Solutions to Complex Problems
Virginia Tech is responding to critical issues that impact the human condition through our transdisciplinary communities.
Teams of faculty that are part of the Destination Area initiative are engaging departments, institutes, and centers in a collaborative effort to address complex problems in:
Virginia Tech is leading a statewide initiative to address population growth in coastal areas in the Commonwealth and finding innovative solutions to foster coastal resilience and prosperity. Collaboration across the Destination Areas, institutes, and centers is leading to development of new methodologies, such as advanced quantitative techniques and scenario planning, new technologies, and novel virtual interactive tools, in order to communicate more effectively about hazards, risk, adaptation and resilience to stakeholders in coastal areas.
Transdisciplinary teams are committed to understanding the fundamental mechanisms involved in the transmission of vector-borne disease, and to lead the search for novel approaches to disease mitigation; scientists at VTCRI are studying the mechanisms of infection, immunity, and cancer in order to better understand how to protect human health; transdisciplinary teams are working to identify molecular and genetic changes and to find the best therapeutic targets for infectious viruses and the ability of the immune system to fight disease in efforts to improve the body’s response to pathogens.
Working across disciplines at the intersection of culture, environment and human health in rural areas health analytics are opening new insights to how rural communities are disproportionately impacted by a number of health challenges; faculty teams are exploring the environmental and policy implications of historic economic drivers in rural regions; decision science experts are understanding how humans’ well-being is impacted by the conditions of the broader ecologies they inhabit in rural areas.
Increasing the security and resilience of our communities, the nation, and the world requires understanding security as an integrated system of values, capabilities, and preparedness. Faculty in the Integrated Security Destination Area are working with the Hume Center and across traditional disciplinary boundaries to focus on advancing and assuring the security of our vital social, political, and financial networks while balancing the crucial needs and expectations of privacy and governmental oversight.

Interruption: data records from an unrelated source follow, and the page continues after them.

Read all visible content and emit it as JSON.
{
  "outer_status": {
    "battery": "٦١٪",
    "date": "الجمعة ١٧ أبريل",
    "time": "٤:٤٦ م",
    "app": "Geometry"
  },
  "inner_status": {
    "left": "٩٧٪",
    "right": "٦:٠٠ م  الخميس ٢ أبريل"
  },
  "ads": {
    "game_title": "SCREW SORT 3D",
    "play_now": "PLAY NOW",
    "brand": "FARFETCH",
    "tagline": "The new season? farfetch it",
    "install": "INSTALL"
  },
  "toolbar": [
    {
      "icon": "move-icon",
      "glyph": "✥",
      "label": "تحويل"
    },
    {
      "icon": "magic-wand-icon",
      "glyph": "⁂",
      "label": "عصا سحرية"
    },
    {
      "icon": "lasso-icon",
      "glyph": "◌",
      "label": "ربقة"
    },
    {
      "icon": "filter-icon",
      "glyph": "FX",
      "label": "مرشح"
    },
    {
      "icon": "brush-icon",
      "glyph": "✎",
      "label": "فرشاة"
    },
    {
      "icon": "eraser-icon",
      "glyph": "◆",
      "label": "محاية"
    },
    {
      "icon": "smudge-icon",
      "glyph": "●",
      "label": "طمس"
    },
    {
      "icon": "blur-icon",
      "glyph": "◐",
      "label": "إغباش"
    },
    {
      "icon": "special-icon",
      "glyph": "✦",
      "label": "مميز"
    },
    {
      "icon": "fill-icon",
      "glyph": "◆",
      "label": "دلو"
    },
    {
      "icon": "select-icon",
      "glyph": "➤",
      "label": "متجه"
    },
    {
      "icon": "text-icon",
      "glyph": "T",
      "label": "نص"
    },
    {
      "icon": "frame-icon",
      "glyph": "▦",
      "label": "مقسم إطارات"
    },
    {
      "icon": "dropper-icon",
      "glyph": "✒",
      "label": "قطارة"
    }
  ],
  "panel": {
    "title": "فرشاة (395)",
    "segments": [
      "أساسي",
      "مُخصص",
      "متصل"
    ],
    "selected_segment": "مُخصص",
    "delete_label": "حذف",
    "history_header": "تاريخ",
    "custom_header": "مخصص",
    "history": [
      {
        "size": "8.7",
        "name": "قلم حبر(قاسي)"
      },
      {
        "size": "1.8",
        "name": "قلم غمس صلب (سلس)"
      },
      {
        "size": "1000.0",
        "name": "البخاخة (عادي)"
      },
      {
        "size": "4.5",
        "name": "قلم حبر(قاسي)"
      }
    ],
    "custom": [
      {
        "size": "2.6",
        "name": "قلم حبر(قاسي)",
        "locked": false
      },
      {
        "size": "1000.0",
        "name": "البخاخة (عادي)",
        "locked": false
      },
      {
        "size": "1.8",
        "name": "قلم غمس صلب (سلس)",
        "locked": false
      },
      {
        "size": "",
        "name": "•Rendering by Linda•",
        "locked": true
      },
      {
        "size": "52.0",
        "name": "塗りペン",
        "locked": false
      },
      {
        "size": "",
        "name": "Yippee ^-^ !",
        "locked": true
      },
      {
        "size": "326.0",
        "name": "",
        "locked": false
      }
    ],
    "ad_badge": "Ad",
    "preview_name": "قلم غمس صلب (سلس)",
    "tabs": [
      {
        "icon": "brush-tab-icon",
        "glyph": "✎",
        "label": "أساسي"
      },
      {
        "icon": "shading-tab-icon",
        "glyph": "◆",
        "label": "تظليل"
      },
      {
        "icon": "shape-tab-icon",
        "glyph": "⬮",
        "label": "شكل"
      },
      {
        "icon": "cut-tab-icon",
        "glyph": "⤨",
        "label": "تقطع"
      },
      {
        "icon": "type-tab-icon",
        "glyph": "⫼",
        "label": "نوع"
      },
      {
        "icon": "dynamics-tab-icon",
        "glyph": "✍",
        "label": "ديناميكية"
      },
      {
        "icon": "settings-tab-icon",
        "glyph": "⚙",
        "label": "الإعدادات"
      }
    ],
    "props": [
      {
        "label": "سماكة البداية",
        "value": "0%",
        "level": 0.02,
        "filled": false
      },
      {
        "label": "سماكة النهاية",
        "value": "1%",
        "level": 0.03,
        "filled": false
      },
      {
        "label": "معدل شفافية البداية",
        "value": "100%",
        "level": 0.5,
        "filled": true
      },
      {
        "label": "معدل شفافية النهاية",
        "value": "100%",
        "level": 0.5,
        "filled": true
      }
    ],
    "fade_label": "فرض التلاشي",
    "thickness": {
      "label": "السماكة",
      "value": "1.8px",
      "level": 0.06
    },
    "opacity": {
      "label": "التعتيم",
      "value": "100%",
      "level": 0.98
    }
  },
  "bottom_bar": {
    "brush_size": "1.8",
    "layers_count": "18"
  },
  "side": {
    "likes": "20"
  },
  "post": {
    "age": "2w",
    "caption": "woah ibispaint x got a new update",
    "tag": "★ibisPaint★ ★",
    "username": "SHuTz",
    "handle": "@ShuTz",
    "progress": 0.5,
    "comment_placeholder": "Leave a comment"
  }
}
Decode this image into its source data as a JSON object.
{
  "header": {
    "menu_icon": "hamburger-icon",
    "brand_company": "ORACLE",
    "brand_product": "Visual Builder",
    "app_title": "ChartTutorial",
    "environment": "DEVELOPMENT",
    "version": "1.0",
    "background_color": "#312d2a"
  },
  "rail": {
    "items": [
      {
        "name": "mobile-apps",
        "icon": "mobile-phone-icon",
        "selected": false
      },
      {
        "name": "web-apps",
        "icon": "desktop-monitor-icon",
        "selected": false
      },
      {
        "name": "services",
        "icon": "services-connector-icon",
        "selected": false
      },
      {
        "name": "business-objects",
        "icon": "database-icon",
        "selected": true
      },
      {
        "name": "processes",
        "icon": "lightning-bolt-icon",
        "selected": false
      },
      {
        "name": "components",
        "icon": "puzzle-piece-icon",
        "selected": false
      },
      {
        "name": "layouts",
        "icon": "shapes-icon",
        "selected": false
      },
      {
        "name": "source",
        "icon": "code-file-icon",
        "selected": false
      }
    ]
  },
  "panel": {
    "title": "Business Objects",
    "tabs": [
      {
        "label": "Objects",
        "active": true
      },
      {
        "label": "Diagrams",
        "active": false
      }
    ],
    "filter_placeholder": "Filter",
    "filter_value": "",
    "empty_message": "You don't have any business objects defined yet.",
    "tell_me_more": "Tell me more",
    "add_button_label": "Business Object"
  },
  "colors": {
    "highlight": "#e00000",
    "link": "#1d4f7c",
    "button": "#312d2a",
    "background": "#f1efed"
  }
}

Faculty teams are exploring the dynamic nature of the brain as it changes and adapts across the lifespan and to a variety of different contexts. Faculty in the Adaptive Brain and Behavior Destination Area are understanding how addiction and the opioid crisis are impacting rural communities; faculty in Blacksburg and Roanoke are understanding brain related health challenges in the local communities. Partnerships with ICTAS and VTCRI are leading to insights on how to prevent brain trauma and linkages between brain trauma and conditions such as epilepsy.